  • The station appears in Best Friends. It was shot in 1982.
  • The station appears in Vamping. It was shot in April 1983.
  • The station appears in The Natural. It was shot in August 1983.
  • The station is featured in the September 24, 2008, episode of Ghost Hunters.
  • The station is featured in the December 2, 2009, episode of Ghost Hunters Academy.
  • The station was featured on Ghost Hunters Live Halloween special on October 31, 2010.
  • The station was the setting for the music video "The Frail", produced by Park School Media. The entire video was shot on site.
  • The station is featured in the June 27, 2011, Buffalo episode of Off Limits.
  • The station appear in Battledogs, which was released on April 6, 2013

Gallery[edit]

See also[edit]

References[edit]

  1. ^ a b c "National Register of Historical Places - New York (NY), Erie County". National Register of Historic Places. National Park Service. 2007-02-22. 
  2. ^ "Dedicated to the restoration of the New York Central train station in Buffalo, NY". Buffalo Central Terminal. 2013-04-18. Retrieved 2013-09-01. 
  3. ^ a b "New Buffalo Station". Amtrak NEWS 6 (12): 6–7. November 1979. Retrieved August 9, 2013. 
  4. ^ http://preserve.bfn.org/
  5. ^ http://www.buffalocentralterminal.org
  6. ^ http://www.redscreamfilms.com/potpd.html
  7. ^ "Master Plan Overview". Buffalo Central Terminal. Retrieved 2013-09-01. 
  8. ^ a b c Rodgers, Marilyn (8 April 2013). "CTRC Announces ‘Center for Restoration Arts & Sciences’ as Reuse Plan". Retrieved 26 September 2013. 
  9. ^ "is Right for High Speed Rail". Buffalo Central Terminal. Retrieved 2013-09-01. 
  10. ^ "High Speed Rail". Buffalo Central Terminal. Retrieved 2013-09-01. 
  11. ^ http://www.icontact-archive.com/Tub_aP0QaQmilVuD-CauQzXivOZyLyvS?w=3

External links[edit]

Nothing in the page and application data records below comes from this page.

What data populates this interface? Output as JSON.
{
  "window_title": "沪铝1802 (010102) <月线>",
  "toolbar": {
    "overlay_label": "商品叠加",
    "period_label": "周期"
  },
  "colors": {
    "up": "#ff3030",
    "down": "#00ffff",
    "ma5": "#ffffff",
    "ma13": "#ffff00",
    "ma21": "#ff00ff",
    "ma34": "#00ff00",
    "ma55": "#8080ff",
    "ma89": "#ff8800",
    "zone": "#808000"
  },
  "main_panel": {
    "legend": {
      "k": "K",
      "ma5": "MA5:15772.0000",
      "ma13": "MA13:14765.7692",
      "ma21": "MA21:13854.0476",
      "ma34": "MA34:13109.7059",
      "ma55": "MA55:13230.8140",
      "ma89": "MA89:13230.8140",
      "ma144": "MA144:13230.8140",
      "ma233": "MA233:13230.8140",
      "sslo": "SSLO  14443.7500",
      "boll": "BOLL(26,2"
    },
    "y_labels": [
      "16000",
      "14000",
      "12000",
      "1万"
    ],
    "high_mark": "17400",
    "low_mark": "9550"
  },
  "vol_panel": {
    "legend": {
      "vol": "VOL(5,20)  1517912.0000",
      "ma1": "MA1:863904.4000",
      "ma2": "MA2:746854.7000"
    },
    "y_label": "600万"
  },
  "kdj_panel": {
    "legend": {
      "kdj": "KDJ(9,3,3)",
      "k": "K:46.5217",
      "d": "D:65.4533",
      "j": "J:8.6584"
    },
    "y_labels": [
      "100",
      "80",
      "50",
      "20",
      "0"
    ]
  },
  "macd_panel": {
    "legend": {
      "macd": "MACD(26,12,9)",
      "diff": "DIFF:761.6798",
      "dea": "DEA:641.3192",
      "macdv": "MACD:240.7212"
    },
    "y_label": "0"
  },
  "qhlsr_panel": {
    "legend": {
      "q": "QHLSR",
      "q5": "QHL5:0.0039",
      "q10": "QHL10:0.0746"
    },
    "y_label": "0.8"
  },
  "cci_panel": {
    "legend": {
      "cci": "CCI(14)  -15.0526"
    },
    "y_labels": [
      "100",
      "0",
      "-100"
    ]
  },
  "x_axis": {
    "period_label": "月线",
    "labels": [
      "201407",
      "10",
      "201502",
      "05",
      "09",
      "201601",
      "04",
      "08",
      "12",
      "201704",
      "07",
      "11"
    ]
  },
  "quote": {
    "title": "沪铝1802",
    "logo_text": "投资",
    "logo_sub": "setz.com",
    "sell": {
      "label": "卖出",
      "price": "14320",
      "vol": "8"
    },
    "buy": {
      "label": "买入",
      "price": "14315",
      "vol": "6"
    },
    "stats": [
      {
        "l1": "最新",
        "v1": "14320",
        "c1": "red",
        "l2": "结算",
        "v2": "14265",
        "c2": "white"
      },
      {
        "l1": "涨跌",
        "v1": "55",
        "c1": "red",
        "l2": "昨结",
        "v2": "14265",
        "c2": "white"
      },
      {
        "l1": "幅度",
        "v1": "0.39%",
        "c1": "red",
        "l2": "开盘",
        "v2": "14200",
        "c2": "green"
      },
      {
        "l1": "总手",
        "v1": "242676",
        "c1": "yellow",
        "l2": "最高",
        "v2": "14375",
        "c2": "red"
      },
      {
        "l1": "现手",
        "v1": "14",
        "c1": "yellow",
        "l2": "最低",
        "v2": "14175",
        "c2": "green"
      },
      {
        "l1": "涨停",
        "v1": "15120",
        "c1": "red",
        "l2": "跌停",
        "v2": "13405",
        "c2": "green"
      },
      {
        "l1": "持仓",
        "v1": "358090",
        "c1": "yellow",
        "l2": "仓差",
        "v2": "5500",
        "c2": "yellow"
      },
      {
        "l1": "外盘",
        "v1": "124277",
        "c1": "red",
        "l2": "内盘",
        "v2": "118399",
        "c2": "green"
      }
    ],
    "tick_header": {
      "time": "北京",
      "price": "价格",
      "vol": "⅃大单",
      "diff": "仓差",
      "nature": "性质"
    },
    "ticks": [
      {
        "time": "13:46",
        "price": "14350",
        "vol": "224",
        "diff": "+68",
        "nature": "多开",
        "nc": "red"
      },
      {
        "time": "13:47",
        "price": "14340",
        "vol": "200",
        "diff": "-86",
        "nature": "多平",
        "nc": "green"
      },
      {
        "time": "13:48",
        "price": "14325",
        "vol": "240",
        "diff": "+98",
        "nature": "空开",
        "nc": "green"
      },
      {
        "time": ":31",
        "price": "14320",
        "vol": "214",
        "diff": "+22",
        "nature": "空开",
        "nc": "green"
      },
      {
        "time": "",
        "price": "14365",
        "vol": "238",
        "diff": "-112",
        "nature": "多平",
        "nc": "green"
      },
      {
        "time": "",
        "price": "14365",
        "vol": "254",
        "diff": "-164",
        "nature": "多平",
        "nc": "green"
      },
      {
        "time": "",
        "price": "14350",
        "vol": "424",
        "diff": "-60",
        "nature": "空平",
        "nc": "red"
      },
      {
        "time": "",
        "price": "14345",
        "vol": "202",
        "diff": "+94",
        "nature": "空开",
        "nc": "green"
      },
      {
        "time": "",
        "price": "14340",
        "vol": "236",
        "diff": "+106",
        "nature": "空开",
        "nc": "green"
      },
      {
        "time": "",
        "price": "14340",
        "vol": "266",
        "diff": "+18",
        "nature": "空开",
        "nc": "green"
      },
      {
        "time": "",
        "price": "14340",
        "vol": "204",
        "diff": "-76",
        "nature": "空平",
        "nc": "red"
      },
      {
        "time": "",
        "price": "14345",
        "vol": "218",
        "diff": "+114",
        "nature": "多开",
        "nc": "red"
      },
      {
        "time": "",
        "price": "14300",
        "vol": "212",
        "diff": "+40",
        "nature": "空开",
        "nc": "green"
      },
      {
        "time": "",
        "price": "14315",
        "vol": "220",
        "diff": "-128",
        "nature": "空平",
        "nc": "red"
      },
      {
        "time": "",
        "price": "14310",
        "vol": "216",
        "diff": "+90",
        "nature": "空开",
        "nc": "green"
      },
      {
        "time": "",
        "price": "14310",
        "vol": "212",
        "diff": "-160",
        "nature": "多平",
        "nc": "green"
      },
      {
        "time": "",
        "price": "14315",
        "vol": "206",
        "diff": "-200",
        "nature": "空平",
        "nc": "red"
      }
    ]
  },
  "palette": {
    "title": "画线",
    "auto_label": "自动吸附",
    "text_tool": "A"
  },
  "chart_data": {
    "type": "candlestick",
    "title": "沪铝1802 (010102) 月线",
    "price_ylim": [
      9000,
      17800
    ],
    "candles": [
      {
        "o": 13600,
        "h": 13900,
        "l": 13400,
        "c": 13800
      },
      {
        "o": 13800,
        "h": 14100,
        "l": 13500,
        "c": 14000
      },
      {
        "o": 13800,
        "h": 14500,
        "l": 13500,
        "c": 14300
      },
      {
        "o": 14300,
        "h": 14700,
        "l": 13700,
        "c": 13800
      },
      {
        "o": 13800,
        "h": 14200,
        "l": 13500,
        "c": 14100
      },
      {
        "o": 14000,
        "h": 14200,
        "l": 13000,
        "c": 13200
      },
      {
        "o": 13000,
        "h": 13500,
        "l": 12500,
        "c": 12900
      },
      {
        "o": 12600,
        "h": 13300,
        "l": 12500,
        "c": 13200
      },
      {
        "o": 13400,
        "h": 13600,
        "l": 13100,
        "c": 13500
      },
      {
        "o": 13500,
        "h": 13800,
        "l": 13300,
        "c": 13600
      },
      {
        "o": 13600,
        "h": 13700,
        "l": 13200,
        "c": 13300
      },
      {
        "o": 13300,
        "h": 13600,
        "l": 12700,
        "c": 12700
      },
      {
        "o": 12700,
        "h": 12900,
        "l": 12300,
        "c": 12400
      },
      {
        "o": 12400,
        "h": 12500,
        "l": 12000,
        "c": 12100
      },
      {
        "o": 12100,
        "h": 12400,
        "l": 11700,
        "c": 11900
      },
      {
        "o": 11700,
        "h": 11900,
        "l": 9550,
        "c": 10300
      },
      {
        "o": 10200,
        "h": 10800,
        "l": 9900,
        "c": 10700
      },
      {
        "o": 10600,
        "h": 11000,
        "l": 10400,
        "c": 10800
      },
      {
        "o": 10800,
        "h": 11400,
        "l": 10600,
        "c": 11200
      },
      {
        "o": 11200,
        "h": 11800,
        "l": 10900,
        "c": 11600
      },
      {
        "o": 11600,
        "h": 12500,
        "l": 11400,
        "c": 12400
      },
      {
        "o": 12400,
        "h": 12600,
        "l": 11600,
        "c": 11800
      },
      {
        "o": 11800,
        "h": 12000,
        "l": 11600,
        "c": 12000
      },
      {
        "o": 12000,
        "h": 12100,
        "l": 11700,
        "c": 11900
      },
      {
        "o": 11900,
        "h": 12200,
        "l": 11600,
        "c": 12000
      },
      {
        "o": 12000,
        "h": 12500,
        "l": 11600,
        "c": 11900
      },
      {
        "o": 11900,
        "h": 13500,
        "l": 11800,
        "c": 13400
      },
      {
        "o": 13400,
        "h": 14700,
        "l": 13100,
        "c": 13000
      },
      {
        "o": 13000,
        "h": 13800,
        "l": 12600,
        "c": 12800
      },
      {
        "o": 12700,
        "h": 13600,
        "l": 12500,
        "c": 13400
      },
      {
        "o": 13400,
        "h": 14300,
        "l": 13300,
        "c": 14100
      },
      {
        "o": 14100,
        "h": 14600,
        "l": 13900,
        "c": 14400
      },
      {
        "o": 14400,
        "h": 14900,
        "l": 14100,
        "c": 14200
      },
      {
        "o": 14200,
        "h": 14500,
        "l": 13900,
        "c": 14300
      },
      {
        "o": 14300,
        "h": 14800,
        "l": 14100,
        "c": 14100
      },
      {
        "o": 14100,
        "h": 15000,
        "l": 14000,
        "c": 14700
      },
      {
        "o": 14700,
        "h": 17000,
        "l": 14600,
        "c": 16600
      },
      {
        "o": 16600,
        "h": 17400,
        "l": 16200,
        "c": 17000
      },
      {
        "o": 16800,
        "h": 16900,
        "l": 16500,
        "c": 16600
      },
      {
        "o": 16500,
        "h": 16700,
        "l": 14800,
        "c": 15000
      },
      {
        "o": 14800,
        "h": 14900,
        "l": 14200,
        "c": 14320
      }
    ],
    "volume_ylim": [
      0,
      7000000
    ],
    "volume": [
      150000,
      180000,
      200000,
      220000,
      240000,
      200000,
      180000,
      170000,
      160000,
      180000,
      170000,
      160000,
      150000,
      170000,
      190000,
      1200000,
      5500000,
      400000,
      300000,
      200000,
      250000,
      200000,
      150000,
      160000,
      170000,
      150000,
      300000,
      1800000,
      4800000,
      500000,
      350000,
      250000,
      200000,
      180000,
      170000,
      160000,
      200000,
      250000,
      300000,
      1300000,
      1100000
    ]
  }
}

Preceding station   New York Central Railroad   Following station
toward Chicago
Water Level Route
Buffalo and Niagara Falls Railroad Terminus